The bangs on the iPhone X are the most controversial design decisions that Apple made when it came to designing the new flagship smartphone. Some people do not like the way that the groove "gobbles" the screen, while others like extra space.
Whether you like it or hate it, that gap will persist until Apple finds a better way to integrate the TrueDepth camera system into the iPhone's product line. Fortunately, though this groove does not look good at first, most people find it easy to get used to it.
In the following video, we will explore how this groove affects the daily usage of the iPhone X, how the application fits, and some of the ways to hide it. Let's take a look.
Before the release of iPhone X, the groove triggered a lot of discussion, most of them are negative, but because people are accustomed to Apple's design choices, so the dislike of it has gradually disappeared.
Apple's official policy is that developers and users should embrace this "bangs," because applications have come true about the design that surrounds it, blending into the background and becoming less conspicuous in everyday use. There are still some applications that have not yet been fitted to this groove, but as the optimization continues, we find that this groove is less troublesome.
The one exception may be landscape mode, as it becomes more apparent when browsing Safari, watching YouTube videos and playing games. However, Safari is getting better and better. Apple added a new Webkit API to iOS 11.2, allowing developers to design a better full-screen experience based on the groove. In the YouTub e application, If you double-click the video, it will expand to full-screen mode, making it easier to watch.
For those who absolutely hate the iPhone X notch, there are new apps (like Notcho) that can edit the wallpaper and add a black bar at the top to effectively hide the notches in the home screen and the lock screen.

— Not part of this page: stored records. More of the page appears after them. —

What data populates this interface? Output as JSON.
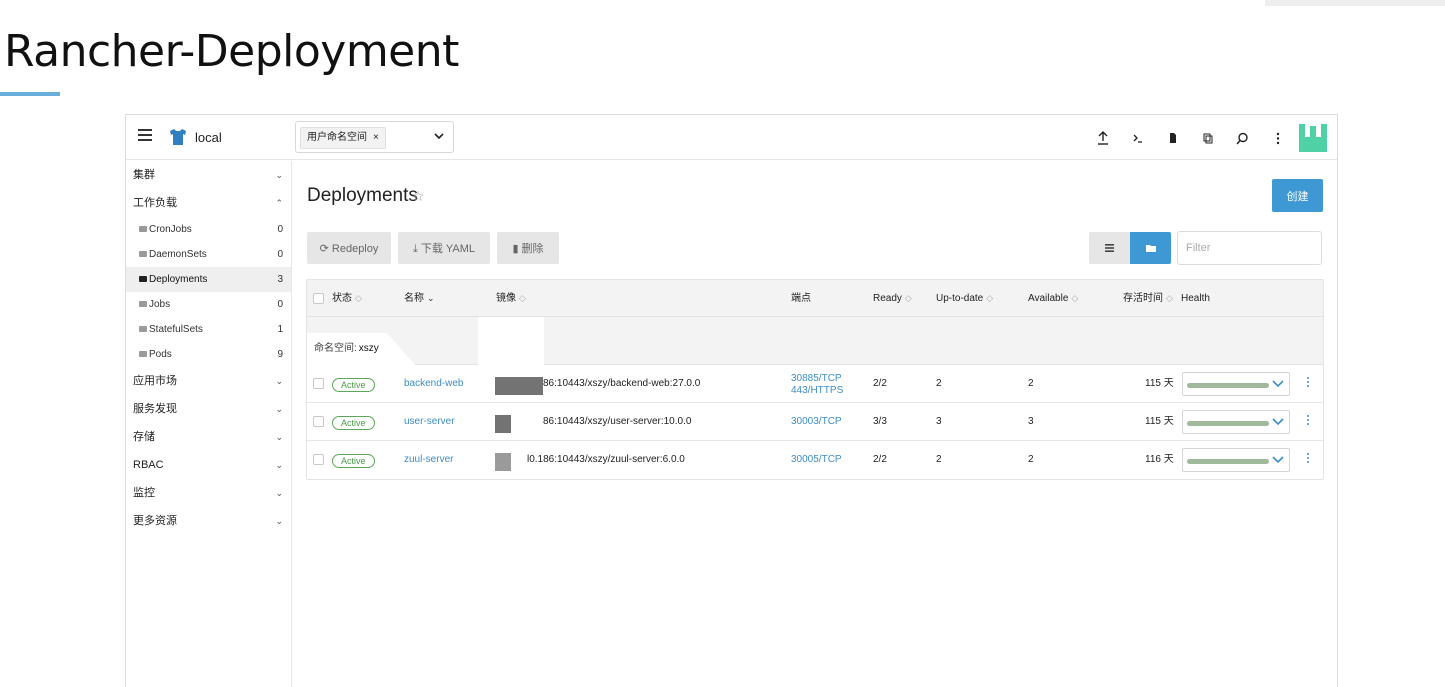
{
  "slide": {
    "title": "Rancher-Deployment"
  },
  "topbar": {
    "cluster_name": "local",
    "ns_chip": "用户命名空间",
    "ns_chip_remove": "×",
    "icons": [
      "upload-icon",
      "shell-icon",
      "file-icon",
      "copy-icon",
      "search-icon",
      "kebab-icon"
    ]
  },
  "sidebar": {
    "groups": [
      {
        "label": "集群",
        "chev": "⌄"
      },
      {
        "label": "工作负载",
        "chev": "⌃"
      },
      {
        "label": "应用市场",
        "chev": "⌄"
      },
      {
        "label": "服务发现",
        "chev": "⌄"
      },
      {
        "label": "存储",
        "chev": "⌄"
      },
      {
        "label": "RBAC",
        "chev": "⌄"
      },
      {
        "label": "监控",
        "chev": "⌄"
      },
      {
        "label": "更多资源",
        "chev": "⌄"
      }
    ],
    "items": [
      {
        "label": "CronJobs",
        "count": "0"
      },
      {
        "label": "DaemonSets",
        "count": "0"
      },
      {
        "label": "Deployments",
        "count": "3"
      },
      {
        "label": "Jobs",
        "count": "0"
      },
      {
        "label": "StatefulSets",
        "count": "1"
      },
      {
        "label": "Pods",
        "count": "9"
      }
    ]
  },
  "main": {
    "title": "Deployments",
    "star": "☆",
    "create_label": "创建",
    "redeploy_label": "Redeploy",
    "yaml_label": "下载 YAML",
    "delete_label": "删除",
    "filter_placeholder": "Filter"
  },
  "table": {
    "headers": {
      "state": "状态",
      "name": "名称",
      "image": "镜像",
      "endpoints": "端点",
      "ready": "Ready",
      "uptodate": "Up-to-date",
      "available": "Available",
      "age": "存活时间",
      "health": "Health"
    },
    "group_label": "命名空间:",
    "group_value": "xszy",
    "rows": [
      {
        "state": "Active",
        "name": "backend-web",
        "image": "86:10443/xszy/backend-web:27.0.0",
        "endpoint1": "30885/TCP",
        "endpoint2": "443/HTTPS",
        "ready": "2/2",
        "uptodate": "2",
        "available": "2",
        "age": "115 天",
        "health": 1.0
      },
      {
        "state": "Active",
        "name": "user-server",
        "image": "86:10443/xszy/user-server:10.0.0",
        "endpoint1": "30003/TCP",
        "endpoint2": "",
        "ready": "3/3",
        "uptodate": "3",
        "available": "3",
        "age": "115 天",
        "health": 1.0
      },
      {
        "state": "Active",
        "name": "zuul-server",
        "image": "l0.186:10443/xszy/zuul-server:6.0.0",
        "endpoint1": "30005/TCP",
        "endpoint2": "",
        "ready": "2/2",
        "uptodate": "2",
        "available": "2",
        "age": "116 天",
        "health": 1.0
      }
    ]
  },
  "colors": {
    "accent": "#3d98d3",
    "active": "#4b9a48",
    "health": "#9fb99a",
    "link": "#3d8dc6"
  }
}
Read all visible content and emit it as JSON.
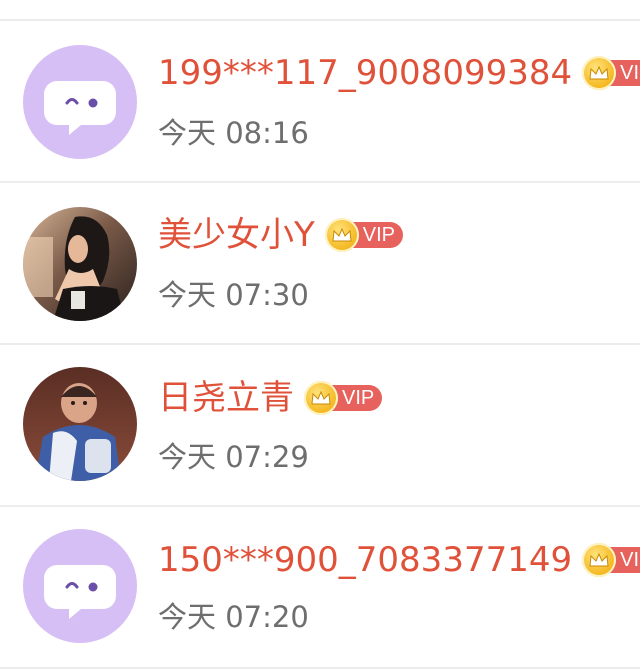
{
  "contacts": [
    {
      "name": "199***117_9008099384",
      "time": "今天 08:16",
      "avatar_icon": "chat-bubble-icon",
      "vip": "VIP"
    },
    {
      "name": "美少女小Y",
      "time": "今天 07:30",
      "avatar_icon": "photo-avatar-woman",
      "vip": "VIP"
    },
    {
      "name": "日尧立青",
      "time": "今天 07:29",
      "avatar_icon": "photo-avatar-baby",
      "vip": "VIP"
    },
    {
      "name": "150***900_7083377149",
      "time": "今天 07:20",
      "avatar_icon": "chat-bubble-icon",
      "vip": "VIP"
    }
  ],
  "colors": {
    "name": "#e0513a",
    "time": "#6e6e6e",
    "default_avatar_bg": "#d6bff5",
    "vip_badge": "#e7625c",
    "crown": "#f4b51c",
    "divider": "#ececec"
  }
}
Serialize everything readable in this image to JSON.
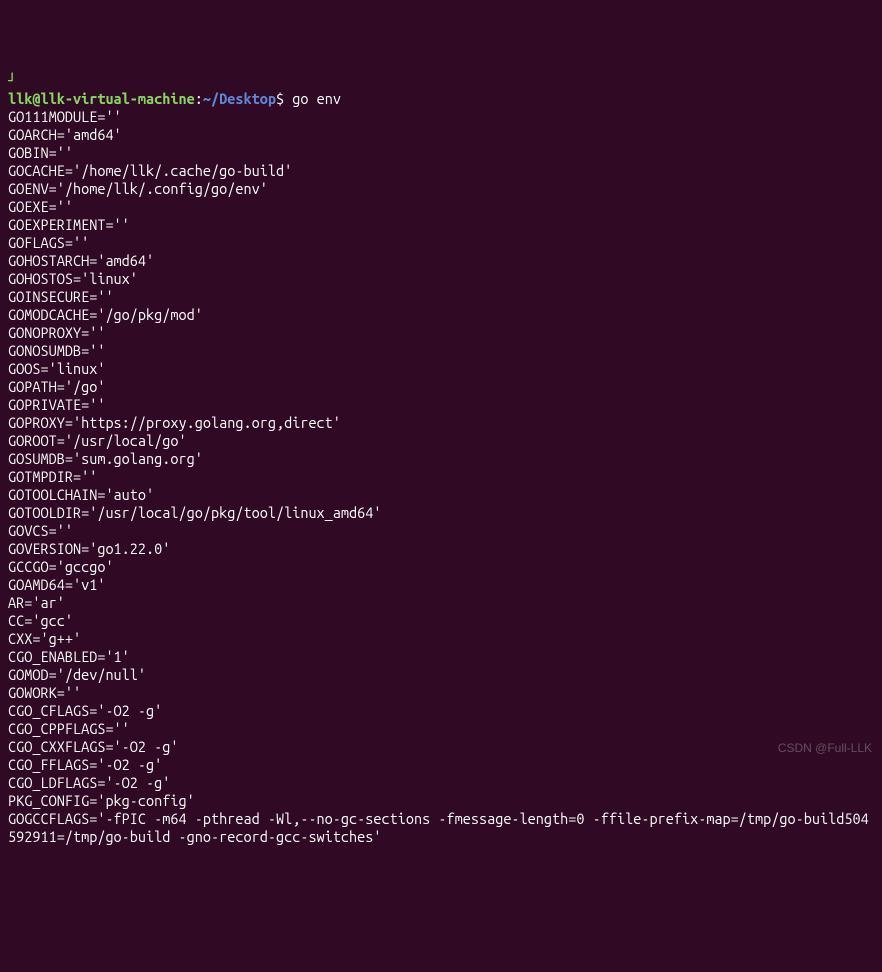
{
  "prompt": {
    "tail_glyph": "┘",
    "user": "llk@llk-virtual-machine",
    "colon": ":",
    "path": "~/Desktop",
    "dollar": "$",
    "command": "go env"
  },
  "env_lines": [
    "GO111MODULE=''",
    "GOARCH='amd64'",
    "GOBIN=''",
    "GOCACHE='/home/llk/.cache/go-build'",
    "GOENV='/home/llk/.config/go/env'",
    "GOEXE=''",
    "GOEXPERIMENT=''",
    "GOFLAGS=''",
    "GOHOSTARCH='amd64'",
    "GOHOSTOS='linux'",
    "GOINSECURE=''",
    "GOMODCACHE='/go/pkg/mod'",
    "GONOPROXY=''",
    "GONOSUMDB=''",
    "GOOS='linux'",
    "GOPATH='/go'",
    "GOPRIVATE=''",
    "GOPROXY='https://proxy.golang.org,direct'",
    "GOROOT='/usr/local/go'",
    "GOSUMDB='sum.golang.org'",
    "GOTMPDIR=''",
    "GOTOOLCHAIN='auto'",
    "GOTOOLDIR='/usr/local/go/pkg/tool/linux_amd64'",
    "GOVCS=''",
    "GOVERSION='go1.22.0'",
    "GCCGO='gccgo'",
    "GOAMD64='v1'",
    "AR='ar'",
    "CC='gcc'",
    "CXX='g++'",
    "CGO_ENABLED='1'",
    "GOMOD='/dev/null'",
    "GOWORK=''",
    "CGO_CFLAGS='-O2 -g'",
    "CGO_CPPFLAGS=''",
    "CGO_CXXFLAGS='-O2 -g'",
    "CGO_FFLAGS='-O2 -g'",
    "CGO_LDFLAGS='-O2 -g'",
    "PKG_CONFIG='pkg-config'",
    "GOGCCFLAGS='-fPIC -m64 -pthread -Wl,--no-gc-sections -fmessage-length=0 -ffile-prefix-map=/tmp/go-build504592911=/tmp/go-build -gno-record-gcc-switches'"
  ],
  "watermark": "CSDN @Full-LLK"
}
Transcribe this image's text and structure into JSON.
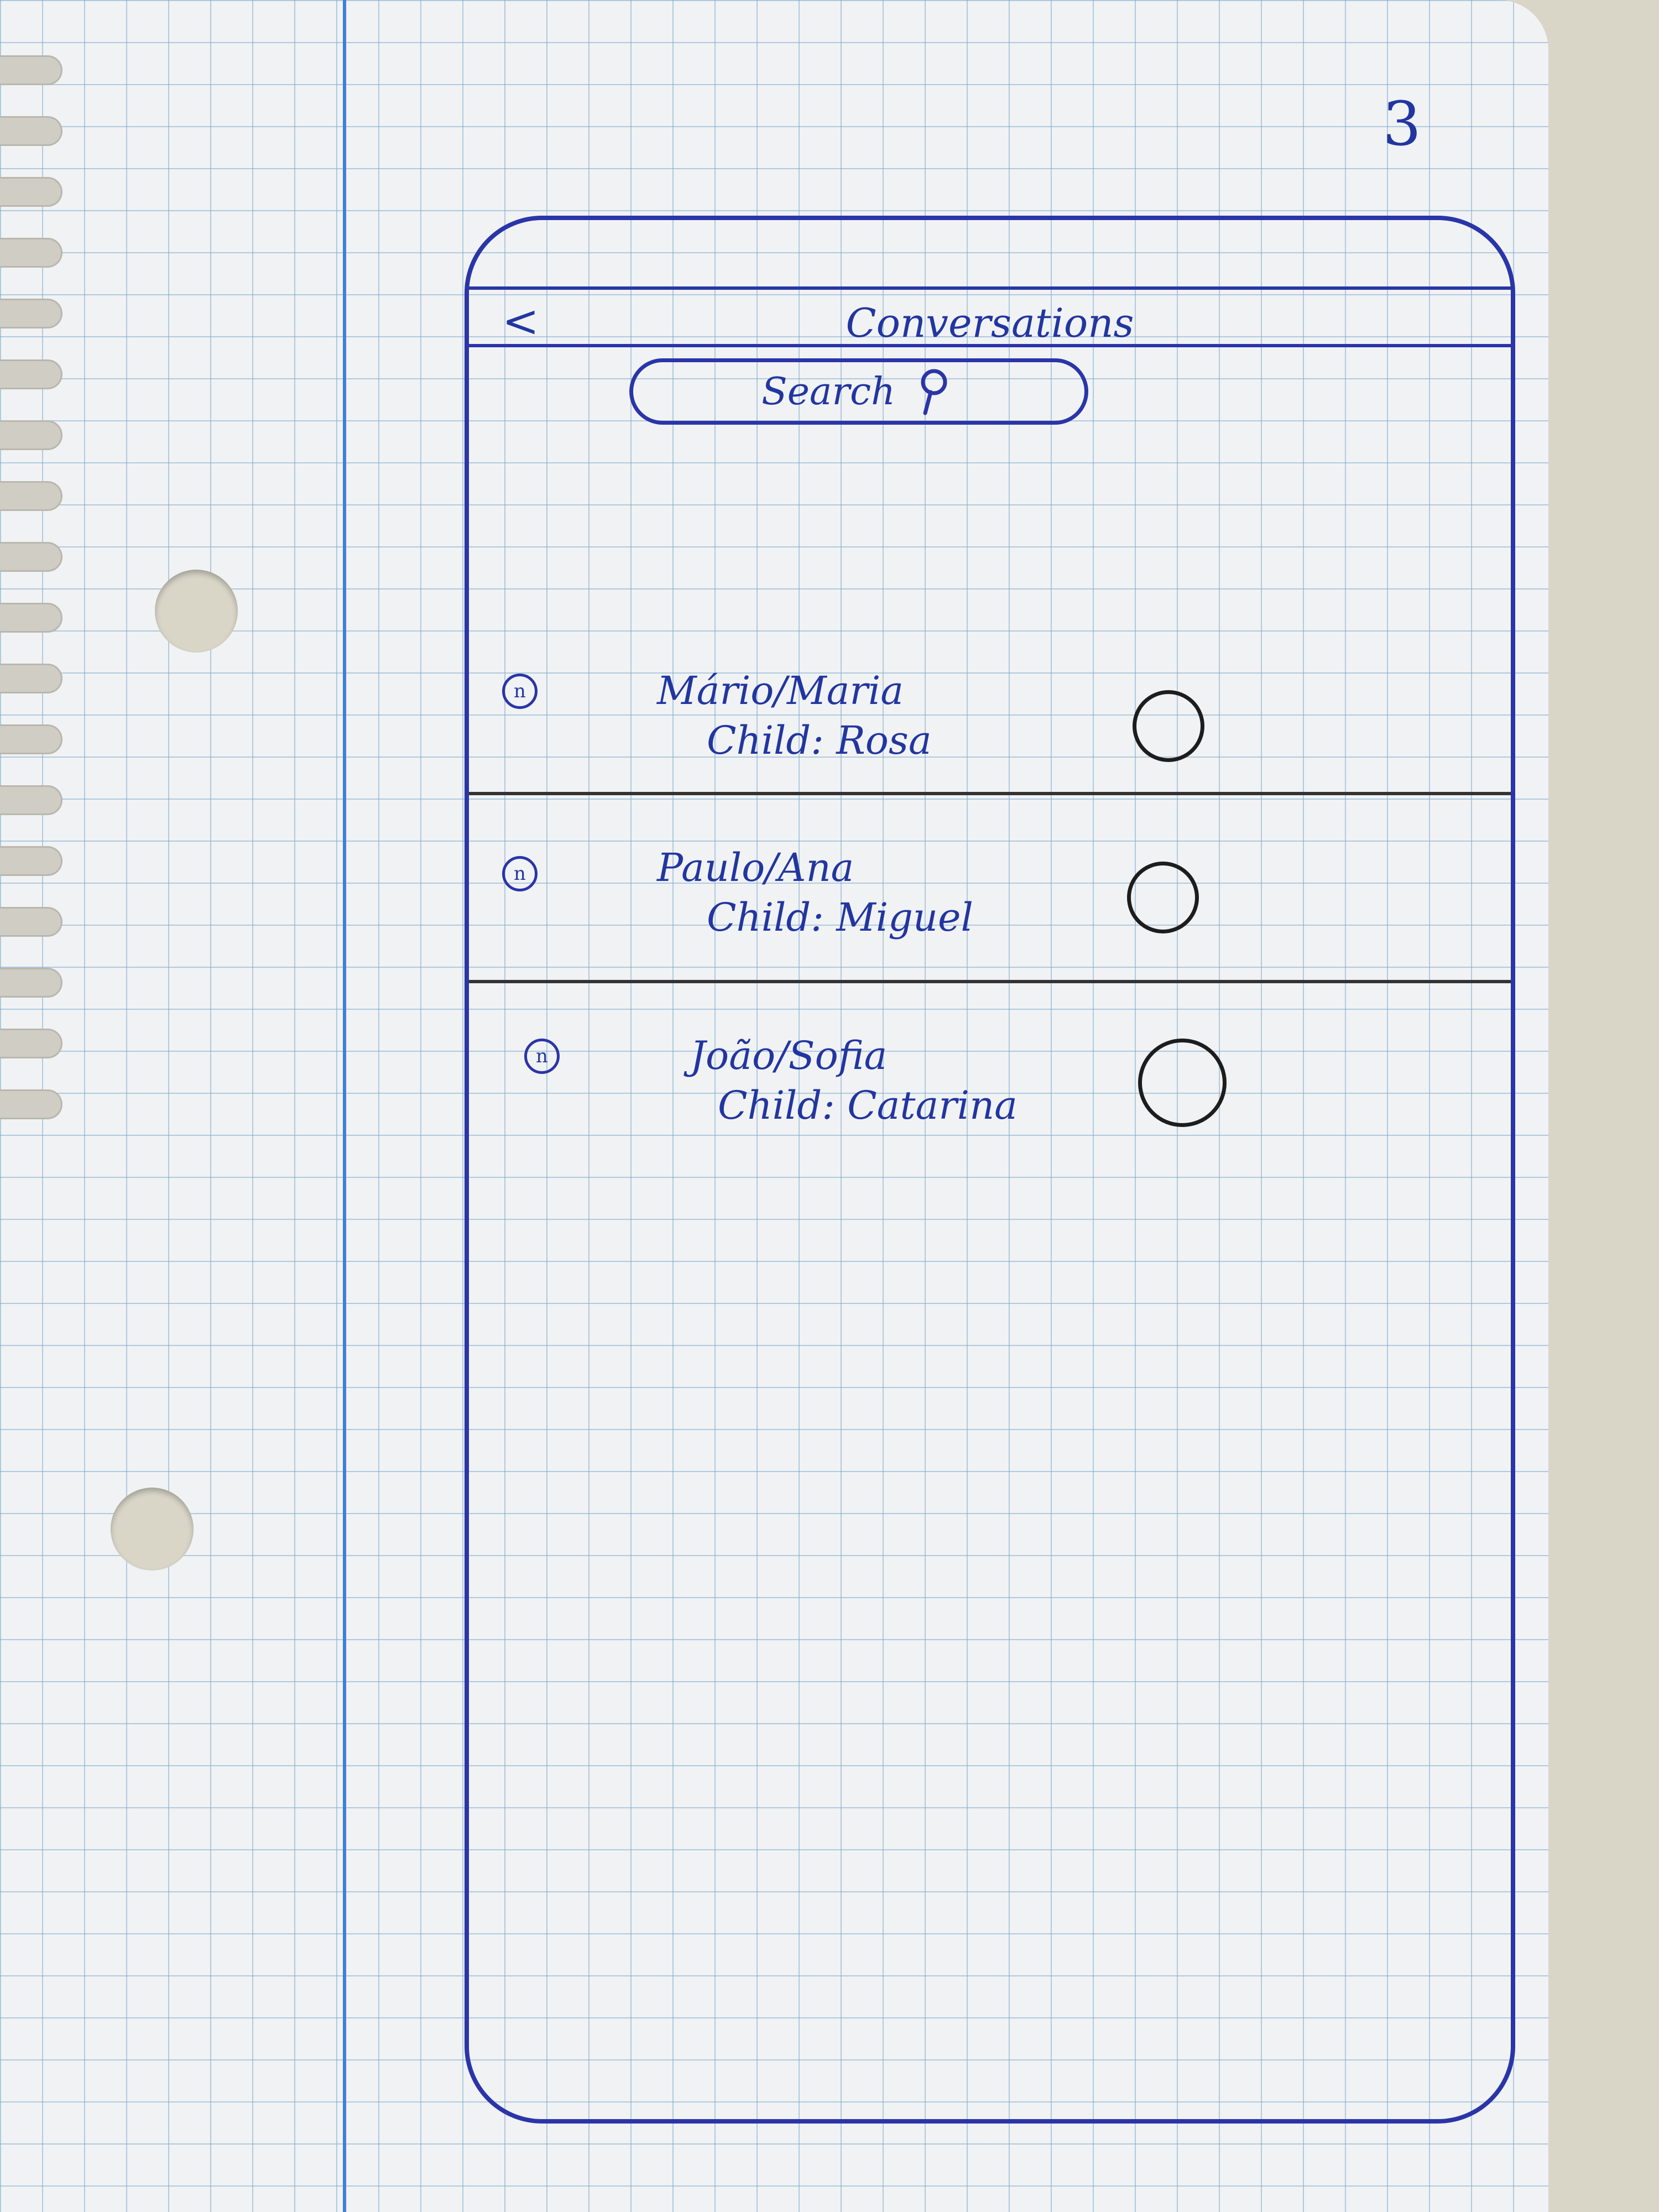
{
  "page_number": "3",
  "screen": {
    "back_label": "<",
    "title": "Conversations",
    "search_placeholder": "Search"
  },
  "conversations": [
    {
      "names": "Mário/Maria",
      "child": "Child: Rosa"
    },
    {
      "names": "Paulo/Ana",
      "child": "Child: Miguel"
    },
    {
      "names": "João/Sofia",
      "child": "Child: Catarina"
    }
  ],
  "colors": {
    "ink": "#2a35a8",
    "pencil": "#1d1d1d",
    "margin": "#3f7fd6"
  }
}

However, Notcho does not work within the app, so hiding the notch looks worse than accepting it.